The lyrics of a Cajun waltz may be dark as midnight with heartache and trouble, but still the music swings. The same goes for what happens after a shifty musician and a lonely shopgirl let destiny sweep them into an ill-suited marriage in swampy southwest Louisiana on the eve of the Depression.
Love doesn’t much figure between Richie Bainard and Esther Block. They build a business together while dreaming opposite dreams of fulfillment. But like a gumbo simmering with peppers and spice, desires finally come to a boil.
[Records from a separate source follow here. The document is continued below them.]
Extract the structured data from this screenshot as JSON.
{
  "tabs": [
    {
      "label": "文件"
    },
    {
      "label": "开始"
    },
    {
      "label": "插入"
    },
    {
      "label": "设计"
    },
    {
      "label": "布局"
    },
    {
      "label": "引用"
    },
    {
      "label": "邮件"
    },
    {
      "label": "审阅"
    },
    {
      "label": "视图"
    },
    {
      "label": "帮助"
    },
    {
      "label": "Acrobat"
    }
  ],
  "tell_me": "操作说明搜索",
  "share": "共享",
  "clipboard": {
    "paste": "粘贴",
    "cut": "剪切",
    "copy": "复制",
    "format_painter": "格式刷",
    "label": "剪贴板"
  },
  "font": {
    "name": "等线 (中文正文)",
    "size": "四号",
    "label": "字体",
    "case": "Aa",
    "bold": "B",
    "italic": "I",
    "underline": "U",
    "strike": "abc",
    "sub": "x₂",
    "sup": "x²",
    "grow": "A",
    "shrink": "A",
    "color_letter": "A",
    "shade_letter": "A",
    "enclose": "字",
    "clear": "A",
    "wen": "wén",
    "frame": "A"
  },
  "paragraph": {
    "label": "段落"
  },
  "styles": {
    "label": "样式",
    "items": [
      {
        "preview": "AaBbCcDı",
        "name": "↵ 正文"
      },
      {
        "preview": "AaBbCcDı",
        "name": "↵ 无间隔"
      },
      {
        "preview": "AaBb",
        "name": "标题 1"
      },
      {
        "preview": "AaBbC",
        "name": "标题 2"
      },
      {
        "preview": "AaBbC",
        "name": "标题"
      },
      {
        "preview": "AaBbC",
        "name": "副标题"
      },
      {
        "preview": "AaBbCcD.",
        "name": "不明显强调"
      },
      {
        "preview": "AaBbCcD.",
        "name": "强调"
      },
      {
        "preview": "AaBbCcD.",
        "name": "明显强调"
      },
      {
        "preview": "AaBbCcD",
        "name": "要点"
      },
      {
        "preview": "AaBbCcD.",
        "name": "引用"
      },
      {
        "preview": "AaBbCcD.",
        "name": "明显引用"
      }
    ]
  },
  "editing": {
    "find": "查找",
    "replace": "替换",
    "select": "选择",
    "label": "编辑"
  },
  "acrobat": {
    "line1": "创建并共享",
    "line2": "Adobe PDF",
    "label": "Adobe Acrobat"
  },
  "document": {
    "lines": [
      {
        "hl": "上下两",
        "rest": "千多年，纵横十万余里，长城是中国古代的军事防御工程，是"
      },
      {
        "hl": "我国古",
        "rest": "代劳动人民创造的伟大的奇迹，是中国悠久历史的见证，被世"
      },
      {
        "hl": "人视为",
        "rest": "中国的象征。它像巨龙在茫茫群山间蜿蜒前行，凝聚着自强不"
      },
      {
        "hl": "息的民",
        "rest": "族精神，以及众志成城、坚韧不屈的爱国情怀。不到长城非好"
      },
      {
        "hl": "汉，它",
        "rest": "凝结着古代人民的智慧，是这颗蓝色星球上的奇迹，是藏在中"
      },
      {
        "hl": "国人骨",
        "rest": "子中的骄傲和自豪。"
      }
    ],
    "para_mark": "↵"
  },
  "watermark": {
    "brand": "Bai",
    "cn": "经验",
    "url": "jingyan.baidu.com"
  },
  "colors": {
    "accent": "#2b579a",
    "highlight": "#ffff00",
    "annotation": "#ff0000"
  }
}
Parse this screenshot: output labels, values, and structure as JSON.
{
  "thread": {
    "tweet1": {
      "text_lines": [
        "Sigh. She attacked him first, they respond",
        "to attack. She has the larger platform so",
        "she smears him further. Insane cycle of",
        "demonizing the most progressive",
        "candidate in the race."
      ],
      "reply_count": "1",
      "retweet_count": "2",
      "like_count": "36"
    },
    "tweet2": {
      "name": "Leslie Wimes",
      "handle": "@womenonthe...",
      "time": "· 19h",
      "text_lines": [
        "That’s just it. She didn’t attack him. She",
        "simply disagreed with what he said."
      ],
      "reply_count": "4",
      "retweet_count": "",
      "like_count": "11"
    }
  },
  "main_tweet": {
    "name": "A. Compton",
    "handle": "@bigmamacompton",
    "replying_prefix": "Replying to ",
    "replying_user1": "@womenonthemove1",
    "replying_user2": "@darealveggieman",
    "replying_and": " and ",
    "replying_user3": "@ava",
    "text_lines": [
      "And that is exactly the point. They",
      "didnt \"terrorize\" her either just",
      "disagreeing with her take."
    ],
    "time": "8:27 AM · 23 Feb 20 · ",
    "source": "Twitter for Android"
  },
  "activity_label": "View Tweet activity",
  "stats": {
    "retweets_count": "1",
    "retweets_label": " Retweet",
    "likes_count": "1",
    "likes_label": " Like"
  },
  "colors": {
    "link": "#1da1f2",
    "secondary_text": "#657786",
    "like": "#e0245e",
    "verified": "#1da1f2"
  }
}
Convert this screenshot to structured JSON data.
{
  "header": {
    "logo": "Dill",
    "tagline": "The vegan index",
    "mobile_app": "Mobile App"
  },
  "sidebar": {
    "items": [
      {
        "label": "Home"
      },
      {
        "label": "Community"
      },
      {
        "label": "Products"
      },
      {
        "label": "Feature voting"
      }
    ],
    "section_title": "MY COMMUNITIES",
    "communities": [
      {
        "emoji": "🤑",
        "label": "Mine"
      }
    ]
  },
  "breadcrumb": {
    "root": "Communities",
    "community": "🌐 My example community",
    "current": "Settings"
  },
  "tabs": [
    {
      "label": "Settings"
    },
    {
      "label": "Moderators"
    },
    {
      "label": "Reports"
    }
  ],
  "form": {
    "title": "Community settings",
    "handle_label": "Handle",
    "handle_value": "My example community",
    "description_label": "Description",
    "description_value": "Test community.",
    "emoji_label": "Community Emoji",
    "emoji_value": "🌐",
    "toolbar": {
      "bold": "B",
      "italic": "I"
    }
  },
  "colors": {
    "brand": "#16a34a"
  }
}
Three generations of the volatile clan grapple with the region’s economic struggles and racial tensions. The Bainard children, twins Bonnie and R.J. and their half-brother, Seth, pursue separate cravings for money, sex, and religion. The chase in each case runs off the rails thanks to an ex-marine with a soft heart and a brutish devotion, a dazzling young stepmother of mixed race and mixed motives, and a high school tart who proves tougher and truer than all of them. Ultimately it takes the mass devastation of Hurricane Audrey in 1957 to cleanse the reckless passions. The aftermath is painful but pure, like an old blues song that puts tears in your eyes while you dance.
“Rare Treasure: Sweeping Family Saga Delivered with Economy”
Five Star Review on Amazon By W. Ames Holbrook
Been a long time since Robert Patton has given us a novel, and I’ve been so taken by his nonfiction that I didn’t mind the layoff. However, with Cajun Waltz, Patton demonstrates why fiction, even fiction carefully scaffolded around real characters and events, is where stories take off for real. Right off the bat, Patton is to be commended for having delivered a rare gift in a multigenerational family saga that is strikingly concise. Historical family novels have a habit of wandering (thinking popular Michener, Wouk, Follett – even Steinbeck got expansive in East of Eden), but Cajun Waltz manages to be both sweeping and spare, and the result is a dazzling achievement. Loose ends are tied up (oh, and beautifully, but I will get to the ending), questions are answered and conflicts resolved with the economy of a tight thriller. This concise novel deserves better than to be praised with a wordy review, but I can’t help throwing out a few more lines about what makes Cajun Waltz so special. This is not a novel with good guys and bad guys. In this novel you simultaneously pull for and against every character on the page, and, if you ever get the feeling you like somebody all the way, get ready, because he or she will make you angry soon enough. Here is Patton’s true gift – he makes you care about the characters, even as every woman and man reveals a selfish and flawed (at a minimum) or corrupt (more typically) core. Cajun Waltz carries a grim worldview, but you believe every minute, and, like the characters in the book, you keep waltzing to each progressively darker turn, until all the light is (literally) blotted out of the story. On that note, it needs to be said – with no spoiler alert necessary – that the climax, during which a hurricane bears down on the remaining characters in their little Louisiana town, is a piece of unforgettable writing with details that will captivate during the read and haunt forever after. Those pages by themselves are worth the price of the book, and Cajun Waltz packs so much more.
About the Author
Robert H. Patton’s new novel, Cajun Waltz, a family saga set in southwest Louisiana in the first half of the 20th Century, is now available from Thomas Dunne Books (St. Martin’s Press).
His previous book, Hell Before Breakfast, a non-fiction history of American newsmen-adventurers in 19th Century Europe and Central Asia, was published by Pantheon in 2014 and is available in paperback from Vintage.
Patton’s current project is a series of historical novels centered around the world of colonial privateering chronicled in his acclaimed history, Patriot Pirates. The series features naval warfare, international intrigue, and the colorful money-madness of privateering during the French and Indian War, the American Revolution, and the War of 1812. Look for Book One of Jackals & Foxes from Thomas Dunne next year.